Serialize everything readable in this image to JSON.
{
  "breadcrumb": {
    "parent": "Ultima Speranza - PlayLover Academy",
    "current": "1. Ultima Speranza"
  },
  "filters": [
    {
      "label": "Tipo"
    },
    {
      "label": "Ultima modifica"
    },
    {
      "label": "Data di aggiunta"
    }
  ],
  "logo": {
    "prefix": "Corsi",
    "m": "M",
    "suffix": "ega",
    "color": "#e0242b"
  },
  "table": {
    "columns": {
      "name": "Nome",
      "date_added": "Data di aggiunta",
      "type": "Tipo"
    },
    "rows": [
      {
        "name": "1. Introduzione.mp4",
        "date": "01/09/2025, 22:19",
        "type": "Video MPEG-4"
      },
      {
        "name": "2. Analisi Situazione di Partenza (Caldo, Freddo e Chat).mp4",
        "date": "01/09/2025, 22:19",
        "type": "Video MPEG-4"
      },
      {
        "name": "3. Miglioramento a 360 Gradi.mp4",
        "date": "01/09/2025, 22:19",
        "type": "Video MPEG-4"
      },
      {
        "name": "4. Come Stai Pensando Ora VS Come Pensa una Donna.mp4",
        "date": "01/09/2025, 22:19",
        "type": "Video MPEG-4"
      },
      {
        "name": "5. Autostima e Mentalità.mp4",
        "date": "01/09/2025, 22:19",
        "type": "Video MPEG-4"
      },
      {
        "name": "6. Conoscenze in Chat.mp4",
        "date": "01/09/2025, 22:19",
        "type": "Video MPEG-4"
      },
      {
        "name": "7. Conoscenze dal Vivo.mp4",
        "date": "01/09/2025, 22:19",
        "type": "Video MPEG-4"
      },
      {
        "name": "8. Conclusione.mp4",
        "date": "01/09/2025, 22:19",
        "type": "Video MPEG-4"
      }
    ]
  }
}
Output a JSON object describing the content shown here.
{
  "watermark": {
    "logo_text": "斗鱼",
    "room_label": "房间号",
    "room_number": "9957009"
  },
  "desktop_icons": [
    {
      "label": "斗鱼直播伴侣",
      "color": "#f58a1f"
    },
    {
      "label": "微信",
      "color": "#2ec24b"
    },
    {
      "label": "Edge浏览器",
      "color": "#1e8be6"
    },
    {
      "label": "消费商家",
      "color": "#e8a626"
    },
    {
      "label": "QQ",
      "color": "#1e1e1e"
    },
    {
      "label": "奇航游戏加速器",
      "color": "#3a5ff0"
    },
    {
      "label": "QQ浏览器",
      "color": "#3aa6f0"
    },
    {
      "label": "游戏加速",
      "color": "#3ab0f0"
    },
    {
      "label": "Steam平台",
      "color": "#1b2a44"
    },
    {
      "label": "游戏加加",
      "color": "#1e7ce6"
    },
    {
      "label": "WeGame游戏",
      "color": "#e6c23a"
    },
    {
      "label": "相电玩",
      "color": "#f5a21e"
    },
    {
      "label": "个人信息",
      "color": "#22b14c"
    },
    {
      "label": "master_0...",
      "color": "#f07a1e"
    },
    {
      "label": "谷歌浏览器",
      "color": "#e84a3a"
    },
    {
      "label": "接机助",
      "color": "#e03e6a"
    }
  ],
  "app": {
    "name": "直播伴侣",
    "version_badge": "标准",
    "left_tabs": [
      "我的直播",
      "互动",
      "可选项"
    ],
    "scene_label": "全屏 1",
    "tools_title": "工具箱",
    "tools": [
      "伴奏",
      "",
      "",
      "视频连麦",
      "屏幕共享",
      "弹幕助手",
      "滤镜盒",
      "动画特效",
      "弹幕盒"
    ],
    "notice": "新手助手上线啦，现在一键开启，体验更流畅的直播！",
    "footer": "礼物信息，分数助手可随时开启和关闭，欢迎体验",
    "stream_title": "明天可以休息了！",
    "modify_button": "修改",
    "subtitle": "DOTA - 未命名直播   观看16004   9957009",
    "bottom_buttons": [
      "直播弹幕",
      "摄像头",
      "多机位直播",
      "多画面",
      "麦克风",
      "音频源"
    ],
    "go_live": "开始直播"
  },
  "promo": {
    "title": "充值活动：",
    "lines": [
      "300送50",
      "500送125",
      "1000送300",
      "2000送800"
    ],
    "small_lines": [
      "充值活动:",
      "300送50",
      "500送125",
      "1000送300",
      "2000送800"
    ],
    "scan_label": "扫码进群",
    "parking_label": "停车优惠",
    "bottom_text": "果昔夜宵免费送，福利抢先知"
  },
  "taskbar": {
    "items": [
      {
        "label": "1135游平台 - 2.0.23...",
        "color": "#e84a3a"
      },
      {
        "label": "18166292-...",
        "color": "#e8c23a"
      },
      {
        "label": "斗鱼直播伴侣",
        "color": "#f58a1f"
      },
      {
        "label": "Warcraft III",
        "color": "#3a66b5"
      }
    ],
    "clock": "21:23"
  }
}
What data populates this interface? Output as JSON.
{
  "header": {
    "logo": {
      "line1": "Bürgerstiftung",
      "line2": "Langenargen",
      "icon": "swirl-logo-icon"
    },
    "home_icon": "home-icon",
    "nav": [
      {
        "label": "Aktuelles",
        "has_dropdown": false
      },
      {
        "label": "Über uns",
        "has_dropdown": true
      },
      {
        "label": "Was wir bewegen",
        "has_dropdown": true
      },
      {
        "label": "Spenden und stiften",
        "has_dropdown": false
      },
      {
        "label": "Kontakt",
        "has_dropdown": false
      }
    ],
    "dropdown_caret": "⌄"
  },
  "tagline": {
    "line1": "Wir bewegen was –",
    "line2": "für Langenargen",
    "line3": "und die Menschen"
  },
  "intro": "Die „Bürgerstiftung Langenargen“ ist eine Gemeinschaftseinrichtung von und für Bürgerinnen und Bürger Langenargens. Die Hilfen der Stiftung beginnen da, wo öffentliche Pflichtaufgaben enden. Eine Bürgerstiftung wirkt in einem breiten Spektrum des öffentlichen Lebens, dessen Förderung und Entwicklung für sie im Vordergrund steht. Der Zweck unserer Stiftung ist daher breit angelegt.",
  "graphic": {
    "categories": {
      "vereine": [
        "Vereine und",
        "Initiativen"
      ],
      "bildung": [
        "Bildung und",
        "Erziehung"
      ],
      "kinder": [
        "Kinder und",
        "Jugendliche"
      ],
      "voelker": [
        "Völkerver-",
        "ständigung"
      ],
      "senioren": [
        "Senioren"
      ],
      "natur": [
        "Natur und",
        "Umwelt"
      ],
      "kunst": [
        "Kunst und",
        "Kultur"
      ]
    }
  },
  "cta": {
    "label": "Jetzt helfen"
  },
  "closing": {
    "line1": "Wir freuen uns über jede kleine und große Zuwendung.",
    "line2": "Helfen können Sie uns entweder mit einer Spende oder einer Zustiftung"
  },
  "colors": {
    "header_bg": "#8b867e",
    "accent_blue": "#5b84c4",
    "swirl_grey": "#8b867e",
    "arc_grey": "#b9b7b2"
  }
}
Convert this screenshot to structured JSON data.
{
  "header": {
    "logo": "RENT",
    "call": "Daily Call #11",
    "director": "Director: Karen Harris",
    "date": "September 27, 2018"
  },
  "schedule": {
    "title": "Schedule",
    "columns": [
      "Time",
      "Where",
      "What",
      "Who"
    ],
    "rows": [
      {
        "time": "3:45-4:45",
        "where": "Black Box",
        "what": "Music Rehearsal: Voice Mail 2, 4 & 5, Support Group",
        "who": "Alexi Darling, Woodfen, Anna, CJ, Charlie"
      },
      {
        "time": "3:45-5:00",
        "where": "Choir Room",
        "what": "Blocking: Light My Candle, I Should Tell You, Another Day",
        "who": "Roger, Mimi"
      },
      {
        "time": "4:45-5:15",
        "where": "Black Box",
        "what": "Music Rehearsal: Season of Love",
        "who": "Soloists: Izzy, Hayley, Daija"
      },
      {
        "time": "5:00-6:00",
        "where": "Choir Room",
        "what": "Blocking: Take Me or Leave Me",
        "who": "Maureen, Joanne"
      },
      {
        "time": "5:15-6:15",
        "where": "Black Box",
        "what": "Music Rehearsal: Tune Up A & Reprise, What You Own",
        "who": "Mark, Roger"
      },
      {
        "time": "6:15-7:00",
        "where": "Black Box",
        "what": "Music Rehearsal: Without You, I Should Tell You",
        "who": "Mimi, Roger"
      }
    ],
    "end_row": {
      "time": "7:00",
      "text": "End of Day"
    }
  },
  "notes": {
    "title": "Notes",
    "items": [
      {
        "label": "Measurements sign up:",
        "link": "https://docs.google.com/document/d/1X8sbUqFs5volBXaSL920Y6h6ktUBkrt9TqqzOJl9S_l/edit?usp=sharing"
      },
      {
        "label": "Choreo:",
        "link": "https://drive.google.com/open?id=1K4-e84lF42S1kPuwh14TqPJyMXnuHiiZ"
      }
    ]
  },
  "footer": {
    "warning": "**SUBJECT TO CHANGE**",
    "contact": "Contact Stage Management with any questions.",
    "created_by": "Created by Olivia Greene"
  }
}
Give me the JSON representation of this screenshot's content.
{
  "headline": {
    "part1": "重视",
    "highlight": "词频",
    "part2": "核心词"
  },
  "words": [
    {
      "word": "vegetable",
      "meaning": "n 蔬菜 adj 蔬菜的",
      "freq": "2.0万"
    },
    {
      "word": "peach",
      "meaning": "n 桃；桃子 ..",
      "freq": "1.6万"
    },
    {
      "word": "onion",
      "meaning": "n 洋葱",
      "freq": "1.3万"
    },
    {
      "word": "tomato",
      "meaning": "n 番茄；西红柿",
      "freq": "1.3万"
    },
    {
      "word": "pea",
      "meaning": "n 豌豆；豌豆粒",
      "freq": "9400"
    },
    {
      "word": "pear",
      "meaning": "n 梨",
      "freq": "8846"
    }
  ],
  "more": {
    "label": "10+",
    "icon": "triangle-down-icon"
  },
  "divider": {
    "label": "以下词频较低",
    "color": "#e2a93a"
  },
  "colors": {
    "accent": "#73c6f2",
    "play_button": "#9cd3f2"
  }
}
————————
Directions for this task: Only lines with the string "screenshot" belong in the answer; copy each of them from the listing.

Exercise result:
Convert this screenshot to structured JSON data.
Give me the JSON representation of this screenshot's content.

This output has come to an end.